+++ STUDY MATERIAL

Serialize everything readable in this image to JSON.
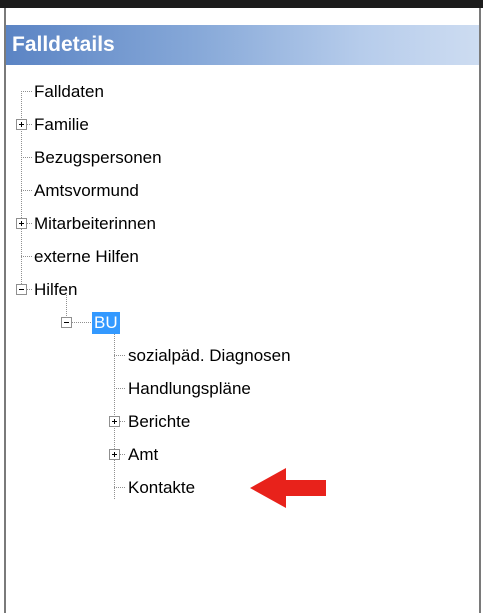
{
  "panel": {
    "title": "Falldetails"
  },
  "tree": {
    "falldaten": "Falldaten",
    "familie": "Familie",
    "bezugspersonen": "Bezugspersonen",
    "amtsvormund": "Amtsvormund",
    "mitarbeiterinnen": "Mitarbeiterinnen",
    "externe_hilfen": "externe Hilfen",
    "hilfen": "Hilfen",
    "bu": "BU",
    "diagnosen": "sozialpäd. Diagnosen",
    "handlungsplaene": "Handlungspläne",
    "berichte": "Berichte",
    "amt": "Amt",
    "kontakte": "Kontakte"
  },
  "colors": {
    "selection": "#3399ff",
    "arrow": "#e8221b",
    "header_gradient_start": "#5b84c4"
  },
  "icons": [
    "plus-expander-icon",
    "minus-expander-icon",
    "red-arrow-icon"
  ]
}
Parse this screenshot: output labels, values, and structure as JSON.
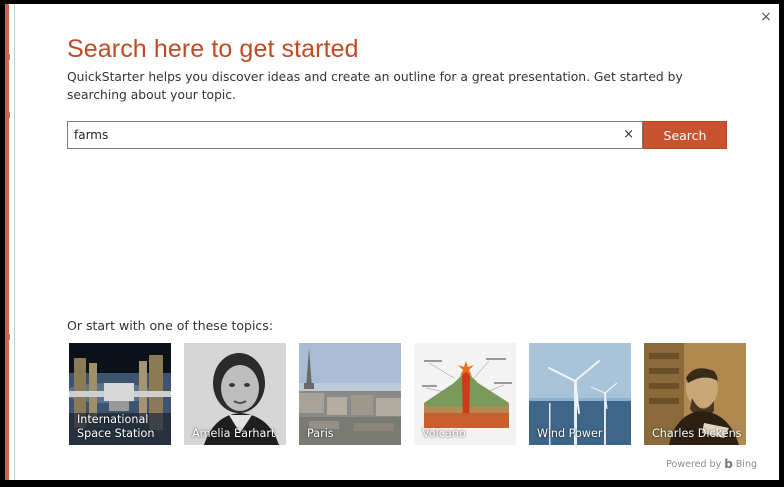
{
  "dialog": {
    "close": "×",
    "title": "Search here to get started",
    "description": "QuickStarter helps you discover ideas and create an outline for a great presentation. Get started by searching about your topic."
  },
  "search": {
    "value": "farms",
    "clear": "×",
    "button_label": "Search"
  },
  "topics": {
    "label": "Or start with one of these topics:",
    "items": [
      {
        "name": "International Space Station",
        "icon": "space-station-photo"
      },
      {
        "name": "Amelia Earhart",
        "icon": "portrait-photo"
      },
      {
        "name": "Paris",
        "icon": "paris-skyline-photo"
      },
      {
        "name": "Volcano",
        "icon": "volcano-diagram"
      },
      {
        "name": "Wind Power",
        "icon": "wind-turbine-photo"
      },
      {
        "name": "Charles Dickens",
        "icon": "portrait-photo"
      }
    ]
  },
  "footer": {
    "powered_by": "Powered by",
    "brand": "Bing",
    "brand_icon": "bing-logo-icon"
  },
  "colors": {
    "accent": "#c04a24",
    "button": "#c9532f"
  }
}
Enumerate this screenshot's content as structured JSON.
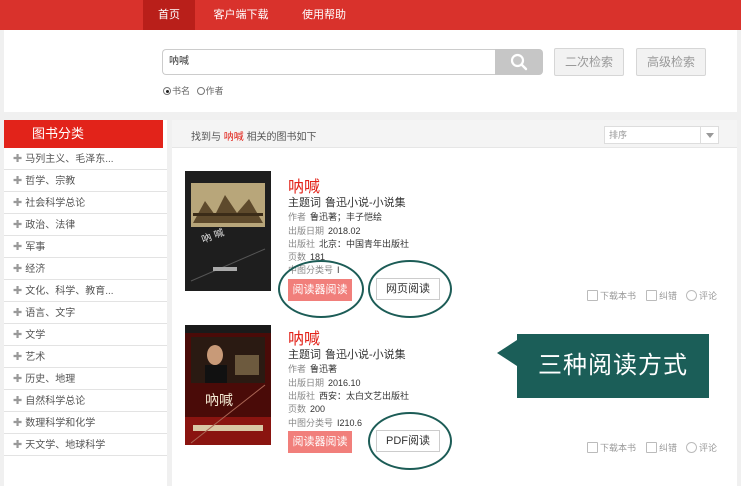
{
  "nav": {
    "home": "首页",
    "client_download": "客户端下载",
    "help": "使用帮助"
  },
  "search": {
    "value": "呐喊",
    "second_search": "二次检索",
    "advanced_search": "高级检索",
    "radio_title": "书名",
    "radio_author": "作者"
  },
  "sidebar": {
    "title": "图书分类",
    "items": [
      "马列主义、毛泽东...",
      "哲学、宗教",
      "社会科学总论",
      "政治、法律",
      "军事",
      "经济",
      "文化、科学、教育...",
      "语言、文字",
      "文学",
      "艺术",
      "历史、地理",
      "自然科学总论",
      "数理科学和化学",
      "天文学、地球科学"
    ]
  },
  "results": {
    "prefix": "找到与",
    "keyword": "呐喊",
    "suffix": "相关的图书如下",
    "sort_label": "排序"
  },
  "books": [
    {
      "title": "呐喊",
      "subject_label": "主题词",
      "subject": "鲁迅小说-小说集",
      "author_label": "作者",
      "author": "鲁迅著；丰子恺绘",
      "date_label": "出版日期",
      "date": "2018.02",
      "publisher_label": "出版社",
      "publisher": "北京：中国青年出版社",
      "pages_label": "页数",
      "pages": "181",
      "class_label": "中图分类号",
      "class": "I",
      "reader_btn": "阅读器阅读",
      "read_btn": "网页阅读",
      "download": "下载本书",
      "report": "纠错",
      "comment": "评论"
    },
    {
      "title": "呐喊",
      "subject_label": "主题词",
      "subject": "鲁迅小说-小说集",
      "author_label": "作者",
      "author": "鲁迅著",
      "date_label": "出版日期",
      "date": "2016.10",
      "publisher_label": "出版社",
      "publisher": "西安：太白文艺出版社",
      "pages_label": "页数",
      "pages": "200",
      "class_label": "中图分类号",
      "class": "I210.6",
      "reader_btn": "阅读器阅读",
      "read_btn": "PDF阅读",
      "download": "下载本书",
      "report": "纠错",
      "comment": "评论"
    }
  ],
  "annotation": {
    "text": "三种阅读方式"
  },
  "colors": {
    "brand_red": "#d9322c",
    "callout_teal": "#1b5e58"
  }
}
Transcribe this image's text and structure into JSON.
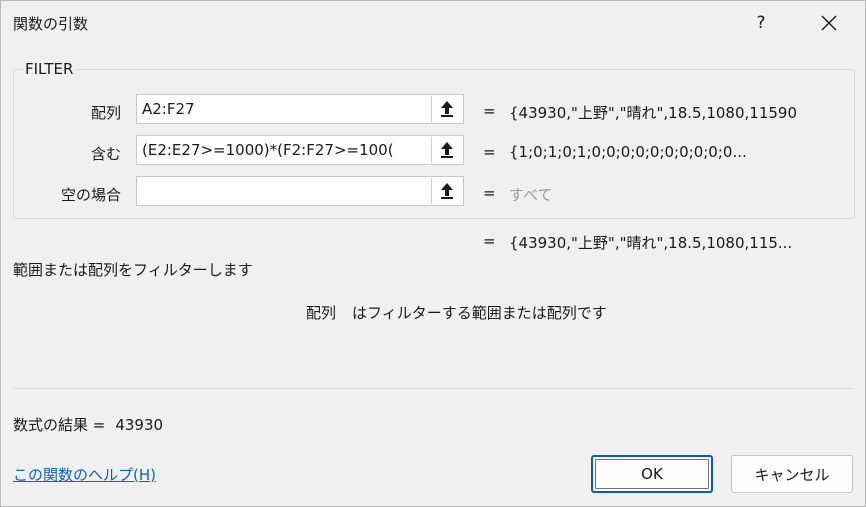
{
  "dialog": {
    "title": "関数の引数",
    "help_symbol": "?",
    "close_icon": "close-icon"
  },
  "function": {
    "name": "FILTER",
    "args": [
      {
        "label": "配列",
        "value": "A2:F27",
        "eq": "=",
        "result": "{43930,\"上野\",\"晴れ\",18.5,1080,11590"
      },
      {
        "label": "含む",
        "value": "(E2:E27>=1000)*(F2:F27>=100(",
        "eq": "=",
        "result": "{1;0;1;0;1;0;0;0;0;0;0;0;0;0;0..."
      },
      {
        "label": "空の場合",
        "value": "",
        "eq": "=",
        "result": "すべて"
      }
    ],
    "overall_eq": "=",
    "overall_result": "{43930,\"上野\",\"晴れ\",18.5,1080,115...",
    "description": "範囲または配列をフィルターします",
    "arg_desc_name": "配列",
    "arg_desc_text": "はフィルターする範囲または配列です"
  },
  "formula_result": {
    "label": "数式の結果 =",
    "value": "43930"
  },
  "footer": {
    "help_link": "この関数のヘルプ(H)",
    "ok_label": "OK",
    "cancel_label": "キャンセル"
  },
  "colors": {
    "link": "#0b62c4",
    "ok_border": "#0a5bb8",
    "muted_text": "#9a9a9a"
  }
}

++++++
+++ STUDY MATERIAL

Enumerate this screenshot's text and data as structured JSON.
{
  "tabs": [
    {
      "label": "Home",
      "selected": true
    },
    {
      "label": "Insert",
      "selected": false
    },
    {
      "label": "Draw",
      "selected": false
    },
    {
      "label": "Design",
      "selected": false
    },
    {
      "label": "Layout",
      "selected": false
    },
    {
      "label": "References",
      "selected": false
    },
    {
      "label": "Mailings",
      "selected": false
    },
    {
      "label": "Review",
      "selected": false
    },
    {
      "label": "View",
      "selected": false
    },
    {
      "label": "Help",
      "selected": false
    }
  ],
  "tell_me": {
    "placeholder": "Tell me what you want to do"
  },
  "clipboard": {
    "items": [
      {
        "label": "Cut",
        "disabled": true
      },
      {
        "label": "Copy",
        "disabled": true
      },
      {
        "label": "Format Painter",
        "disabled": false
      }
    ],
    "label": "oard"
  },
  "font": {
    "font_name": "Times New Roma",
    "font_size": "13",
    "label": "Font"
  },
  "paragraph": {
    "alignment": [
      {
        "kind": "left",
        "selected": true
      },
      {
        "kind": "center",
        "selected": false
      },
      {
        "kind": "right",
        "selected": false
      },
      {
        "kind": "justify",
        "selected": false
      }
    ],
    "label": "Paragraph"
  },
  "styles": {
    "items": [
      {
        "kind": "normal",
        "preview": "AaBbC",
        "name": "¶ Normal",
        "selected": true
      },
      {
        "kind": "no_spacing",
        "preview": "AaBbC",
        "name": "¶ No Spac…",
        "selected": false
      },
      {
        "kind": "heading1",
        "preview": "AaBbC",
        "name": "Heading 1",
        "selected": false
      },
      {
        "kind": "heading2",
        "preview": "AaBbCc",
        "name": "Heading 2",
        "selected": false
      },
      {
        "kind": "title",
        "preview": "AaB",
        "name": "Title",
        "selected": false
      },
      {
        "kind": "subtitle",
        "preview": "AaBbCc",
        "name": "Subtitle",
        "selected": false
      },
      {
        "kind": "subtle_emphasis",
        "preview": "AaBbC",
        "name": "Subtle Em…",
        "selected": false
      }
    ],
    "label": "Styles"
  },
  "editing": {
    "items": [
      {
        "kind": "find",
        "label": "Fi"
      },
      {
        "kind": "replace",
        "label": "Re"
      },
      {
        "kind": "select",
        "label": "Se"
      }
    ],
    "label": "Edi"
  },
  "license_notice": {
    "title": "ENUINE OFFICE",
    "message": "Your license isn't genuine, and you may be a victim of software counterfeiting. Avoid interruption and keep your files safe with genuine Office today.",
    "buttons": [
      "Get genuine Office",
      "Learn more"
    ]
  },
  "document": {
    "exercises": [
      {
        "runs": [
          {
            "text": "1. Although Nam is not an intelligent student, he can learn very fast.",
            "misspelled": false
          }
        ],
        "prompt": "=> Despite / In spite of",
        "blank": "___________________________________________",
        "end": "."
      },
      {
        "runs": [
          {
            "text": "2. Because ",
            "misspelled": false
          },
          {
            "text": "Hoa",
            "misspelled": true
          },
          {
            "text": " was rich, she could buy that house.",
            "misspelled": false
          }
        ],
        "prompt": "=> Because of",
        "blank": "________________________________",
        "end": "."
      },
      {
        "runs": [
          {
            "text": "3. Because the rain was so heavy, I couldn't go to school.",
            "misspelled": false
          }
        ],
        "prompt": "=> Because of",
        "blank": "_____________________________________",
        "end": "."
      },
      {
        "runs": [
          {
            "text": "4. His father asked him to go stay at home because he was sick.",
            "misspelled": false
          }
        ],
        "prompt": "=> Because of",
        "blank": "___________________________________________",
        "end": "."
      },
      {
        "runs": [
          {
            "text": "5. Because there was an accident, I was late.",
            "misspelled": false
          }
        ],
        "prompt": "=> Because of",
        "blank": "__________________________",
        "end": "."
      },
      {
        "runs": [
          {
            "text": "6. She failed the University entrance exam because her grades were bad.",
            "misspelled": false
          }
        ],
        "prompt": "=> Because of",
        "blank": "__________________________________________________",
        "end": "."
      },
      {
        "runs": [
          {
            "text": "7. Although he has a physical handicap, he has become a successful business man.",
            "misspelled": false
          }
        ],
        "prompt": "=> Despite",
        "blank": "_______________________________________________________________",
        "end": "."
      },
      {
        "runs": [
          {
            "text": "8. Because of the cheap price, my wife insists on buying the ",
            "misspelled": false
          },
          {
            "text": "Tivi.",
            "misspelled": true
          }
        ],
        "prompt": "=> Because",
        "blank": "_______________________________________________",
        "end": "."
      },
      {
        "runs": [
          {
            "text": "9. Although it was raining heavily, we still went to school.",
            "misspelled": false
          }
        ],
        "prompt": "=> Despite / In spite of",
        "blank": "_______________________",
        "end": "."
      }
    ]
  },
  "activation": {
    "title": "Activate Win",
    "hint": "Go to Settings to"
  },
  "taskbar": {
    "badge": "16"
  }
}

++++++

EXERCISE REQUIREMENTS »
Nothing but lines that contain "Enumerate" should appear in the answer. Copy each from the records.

RESPONSE BELOW »
Enumerate this screenshot's content as structured JSON.
Enumerate this screenshot's text and data as structured JSON.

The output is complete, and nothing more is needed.